Headed by economist, Ian Harper, the policy is the biggest review of competition policy in two decade, and stated retail markets had been an important focus, including competition in grocery and pharmacy retailing.
“Australia’s competition policy needs to be fit for purpose, and updated for the economic opportunities and challenges Australia will face in coming decades. We face forces for change from increased globalisation, population ageing and new technologies, which are rapidly changing the way our markets operate,” Professor Harper said.
Draft recommendations for the retail industry include reformulate misuse of market power provision, introduce competition principles in planning and zoning rules, examine liquor licensing rules as part of a review of regulatory restrictions, remove pharmacy ownership and location rules, and promote the development of industry codes.
The report also said trading hour restrictions should be abolished as they are anti-competitive, however, Christmas Day, Good Friday, and Anzac Day mornings should remain exceptions.
“Today’s release of the draft report from the Competition Policy Review committee is comprehensive and includes a raft of recommendations on a range of retail industry issues,” Rob Hadler, acting CEO of the Australian National Retailers Association (ANRA) said.
“Competition in the retail sector has never been stronger with the introduction of new competitors both instore and online.There are some positive recommendations that if adopted will drive lower prices and more choice for consumers, like trading hours reform,” Hadler said.
Consumer group, Choice, said among the broad sweep of recommendations on competition policy, laws, and institutions, it was pleasing to see a focus on axing what it calls the ‘Australia tax’ – the artificially high prices paid by local consumers for a range of goods and services.
“We provided evidence of the significantly higher prices Australians pay for identical products, ranging from new release movies, games and TV series to clothing and cosmetics,” Choice said.
“The review has responded with support for market solutions to empower consumers and help them beat the ‘Australia tax’.

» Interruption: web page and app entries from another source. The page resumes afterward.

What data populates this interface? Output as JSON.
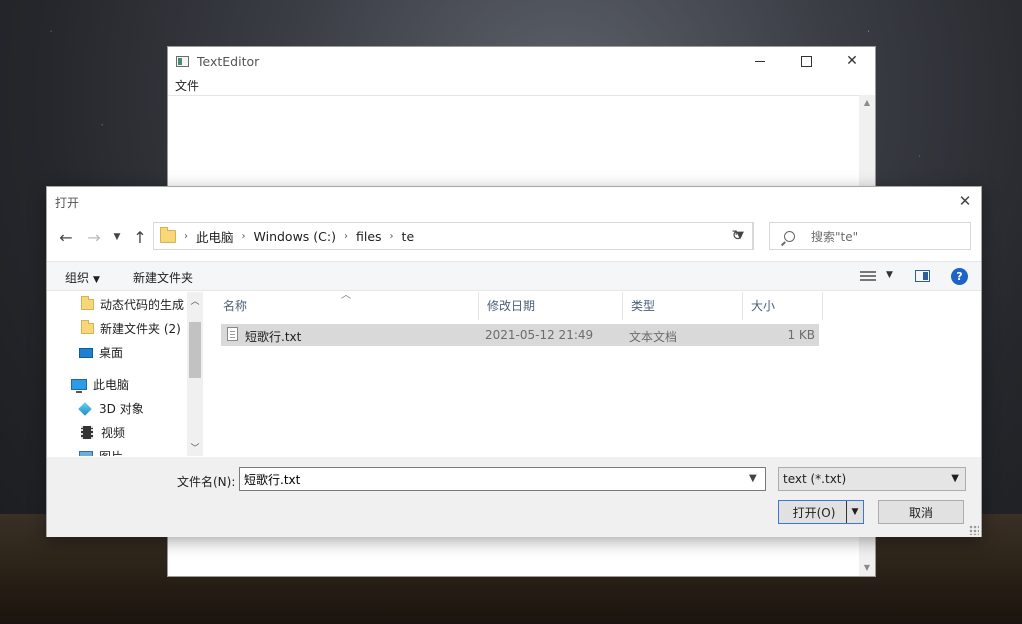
{
  "editor": {
    "title": "TextEditor",
    "menu": {
      "file": "文件"
    }
  },
  "dialog": {
    "title": "打开",
    "breadcrumb": [
      "此电脑",
      "Windows (C:)",
      "files",
      "te"
    ],
    "search_placeholder": "搜索\"te\"",
    "toolbar": {
      "organize": "组织",
      "new_folder": "新建文件夹"
    },
    "tree": [
      {
        "label": "动态代码的生成",
        "icon": "folder-icon"
      },
      {
        "label": "新建文件夹 (2)",
        "icon": "folder-icon"
      },
      {
        "label": "桌面",
        "icon": "desktop-icon"
      },
      {
        "label": "此电脑",
        "icon": "computer-icon"
      },
      {
        "label": "3D 对象",
        "icon": "3d-objects-icon"
      },
      {
        "label": "视频",
        "icon": "video-icon"
      },
      {
        "label": "图片",
        "icon": "pictures-icon"
      }
    ],
    "columns": {
      "name": "名称",
      "modified": "修改日期",
      "type": "类型",
      "size": "大小"
    },
    "files": [
      {
        "name": "短歌行.txt",
        "modified": "2021-05-12 21:49",
        "type": "文本文档",
        "size": "1 KB"
      }
    ],
    "filename_label": "文件名(N):",
    "filename_value": "短歌行.txt",
    "filter_value": "text (*.txt)",
    "open_label": "打开(O)",
    "cancel_label": "取消"
  }
}
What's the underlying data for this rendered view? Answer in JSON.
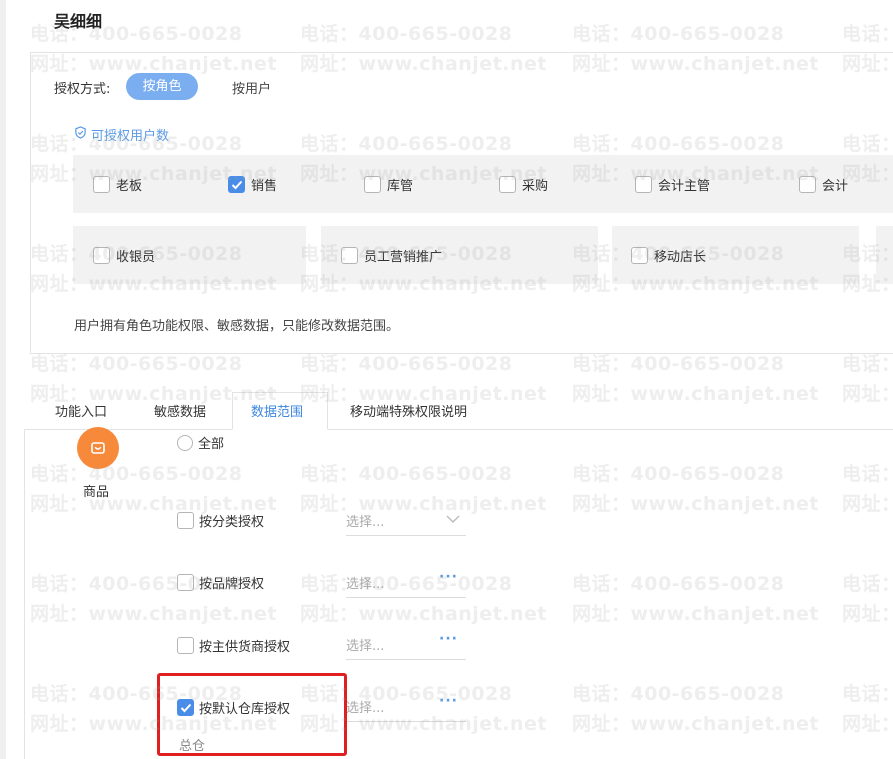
{
  "page_title": "吴细细",
  "auth": {
    "label": "授权方式:",
    "by_role": "按角色",
    "by_user": "按用户",
    "user_count_label": "可授权用户数"
  },
  "roles": [
    {
      "label": "老板",
      "checked": false
    },
    {
      "label": "销售",
      "checked": true
    },
    {
      "label": "库管",
      "checked": false
    },
    {
      "label": "采购",
      "checked": false
    },
    {
      "label": "会计主管",
      "checked": false
    },
    {
      "label": "会计",
      "checked": false
    },
    {
      "label": "收银员",
      "checked": false
    },
    {
      "label": "员工营销推广",
      "checked": false
    },
    {
      "label": "移动店长",
      "checked": false
    }
  ],
  "note": "用户拥有角色功能权限、敏感数据，只能修改数据范围。",
  "tabs": [
    {
      "label": "功能入口",
      "active": false
    },
    {
      "label": "敏感数据",
      "active": false
    },
    {
      "label": "数据范围",
      "active": true
    },
    {
      "label": "移动端特殊权限说明",
      "active": false
    }
  ],
  "goods": {
    "label": "商品"
  },
  "scope": {
    "all_label": "全部",
    "options": [
      {
        "label": "按分类授权",
        "checked": false,
        "placeholder": "选择...",
        "control": "chevron"
      },
      {
        "label": "按品牌授权",
        "checked": false,
        "placeholder": "选择...",
        "control": "dots"
      },
      {
        "label": "按主供货商授权",
        "checked": false,
        "placeholder": "选择...",
        "control": "dots"
      },
      {
        "label": "按默认仓库授权",
        "checked": true,
        "placeholder": "选择...",
        "control": "dots"
      }
    ],
    "default_warehouse_value": "总仓"
  },
  "watermark": {
    "phone": "电话：400-665-0028",
    "site": "网址：www.chanjet.net"
  },
  "colors": {
    "accent": "#4a8de8",
    "pill": "#7aaef0",
    "goods_icon": "#f7893b",
    "highlight": "#e02020"
  }
}
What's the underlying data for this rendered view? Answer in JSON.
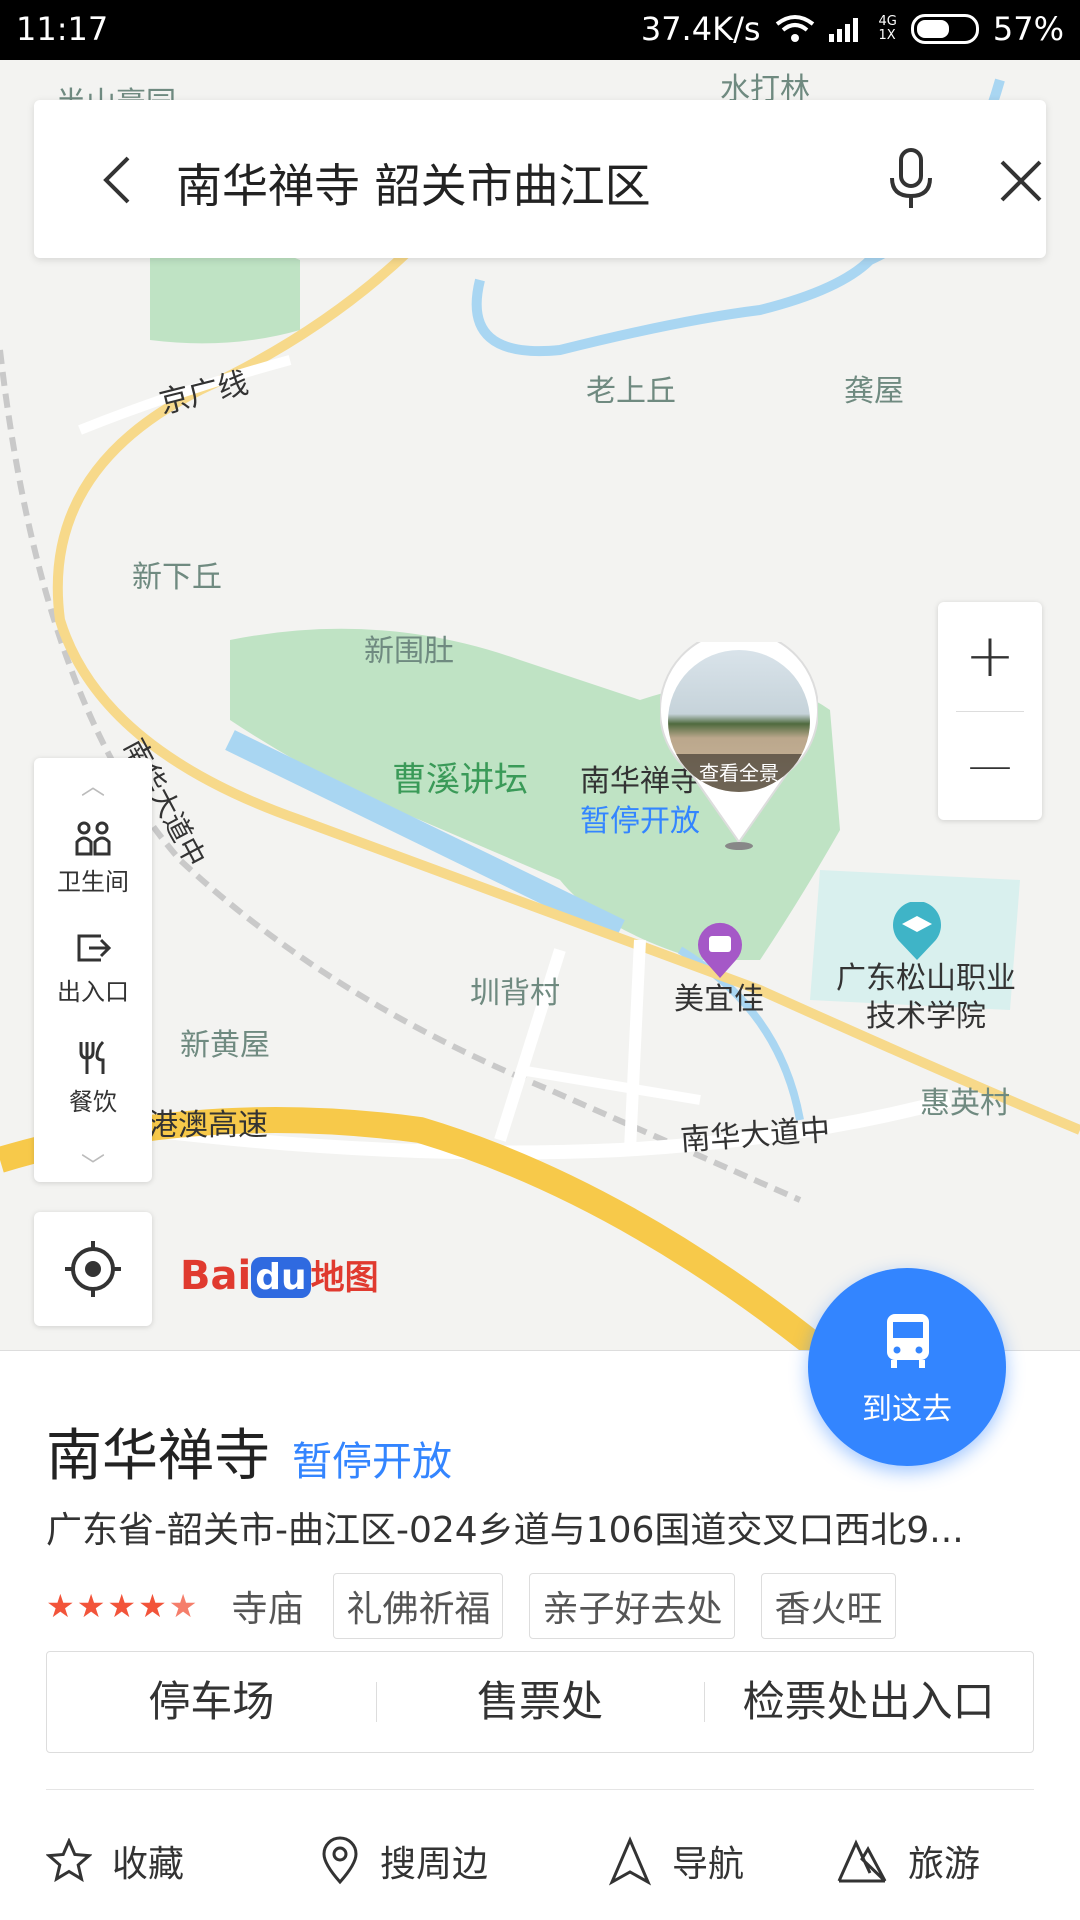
{
  "status_bar": {
    "time": "11:17",
    "speed": "37.4K/s",
    "net_top": "4G",
    "net_bottom": "1X",
    "battery": "57%",
    "battery_level": 0.57
  },
  "search": {
    "query": "南华禅寺 韶关市曲江区"
  },
  "map": {
    "labels": {
      "banshan": "半山豪园",
      "shuidalin": "水打林",
      "jingguang": "京广线",
      "laoshangqiu": "老上丘",
      "gongwu": "龚屋",
      "xinxiaqiu": "新下丘",
      "xinweidu": "新围肚",
      "caoxi": "曹溪讲坛",
      "poi_name": "南华禅寺",
      "poi_status": "暂停开放",
      "nanhua_road_v": "南华大道中",
      "zhenbeicun": "圳背村",
      "meiyijia": "美宜佳",
      "college": "广东松山职业技术学院",
      "xinhuangwu": "新黄屋",
      "expressway": "港澳高速",
      "nanhua_road": "南华大道中",
      "huiyingcun": "惠英村",
      "panorama": "查看全景"
    },
    "zoom_in": "+",
    "zoom_out": "—",
    "side_panel": {
      "items": [
        {
          "label": "卫生间",
          "icon": "restroom-icon"
        },
        {
          "label": "出入口",
          "icon": "exit-icon"
        },
        {
          "label": "餐饮",
          "icon": "restaurant-icon"
        }
      ]
    },
    "logo": {
      "bai": "Bai",
      "du": "du",
      "word": "地图"
    }
  },
  "place": {
    "name": "南华禅寺",
    "status": "暂停开放",
    "address": "广东省-韶关市-曲江区-024乡道与106国道交叉口西北9...",
    "rating": 4.5,
    "category": "寺庙",
    "tags": [
      "礼佛祈福",
      "亲子好去处",
      "香火旺"
    ],
    "sub_pois": [
      "停车场",
      "售票处",
      "检票处出入口"
    ],
    "go_label": "到这去"
  },
  "actions": {
    "favorite": "收藏",
    "nearby": "搜周边",
    "navigate": "导航",
    "travel": "旅游"
  },
  "colors": {
    "accent": "#3385ff",
    "star": "#f2543a",
    "park": "#bfe3c4",
    "water": "#a9d6f2",
    "highway": "#f7c94a"
  }
}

“This includes exposing industries to greater competition from overseas, for example by reforming intellectual property laws, removing restrictions on parallel importing and giving Australians the confidence to get around barriers, like online geoblocking, that keep local prices high.”
The review also recommends the creation of a new body, the Australian Council for Competition Policy, replacing the National Competition Council.
Russell Zimmerman, executive director of the Australian Retailers Association (ARA) said the ARA is hopeful the review will help identify ways to build the economy and promote investment, growth, job creation, and durable benefits to consumers and retailers alike.
“We certainly welcome the panel’s view that there is a need to reinvigorate Australia’s competition policy, and ensure that competition policy evolves,” Zimmerman said.
“We were pleased to see the issue of trading hours brought to attention – as long as retailers are not forced to open by landlords if not profitable.”
The review has also been welcomed by the Australian Competition and Consumer Commission (ACCC).
ACCC chairman, Rod Sims, said the draft report is part of the most significant review in this area for more than 20 years.
“The ACCC particularly welcomes the panel’s view that there is a need to reinvigorate Australia’s competition policy, and ensure that competition policy evolves,” Sims said.
Consultation on the draft report is now open, and will run for eight weeks until November 17 2014, with the final report due in March next year.